Please write out all of the entries exactly as they appear.
----------
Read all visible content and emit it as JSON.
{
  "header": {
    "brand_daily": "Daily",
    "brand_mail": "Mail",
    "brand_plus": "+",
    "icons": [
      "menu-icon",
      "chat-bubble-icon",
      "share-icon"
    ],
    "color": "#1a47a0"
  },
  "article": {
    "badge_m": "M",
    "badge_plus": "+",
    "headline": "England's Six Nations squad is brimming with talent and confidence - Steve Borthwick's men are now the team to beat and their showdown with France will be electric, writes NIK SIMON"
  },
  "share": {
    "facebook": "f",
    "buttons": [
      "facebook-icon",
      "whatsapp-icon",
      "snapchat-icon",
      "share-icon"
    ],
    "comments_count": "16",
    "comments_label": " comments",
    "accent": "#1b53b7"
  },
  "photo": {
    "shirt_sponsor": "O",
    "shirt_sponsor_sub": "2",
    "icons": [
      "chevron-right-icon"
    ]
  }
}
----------
Problem solution -
Read all visible content and emit it as JSON.
{
  "header": {
    "brand_daily": "Daily",
    "brand_mail": "Mail",
    "brand_plus": "+",
    "icons": [
      "menu-icon",
      "chat-bubble-icon",
      "share-icon"
    ],
    "color": "#1a47a0"
  },
  "article": {
    "badge_m": "M",
    "badge_plus": "+",
    "headline": "England's Six Nations squad is brimming with talent and confidence - Steve Borthwick's men are now the team to beat and their showdown with France will be electric, writes NIK SIMON"
  },
  "share": {
    "facebook": "f",
    "buttons": [
      "facebook-icon",
      "whatsapp-icon",
      "snapchat-icon",
      "share-icon"
    ],
    "comments_count": "16",
    "comments_label": " comments",
    "accent": "#1b53b7"
  },
  "photo": {
    "shirt_sponsor": "O",
    "shirt_sponsor_sub": "2",
    "icons": [
      "chevron-right-icon"
    ]
  }
}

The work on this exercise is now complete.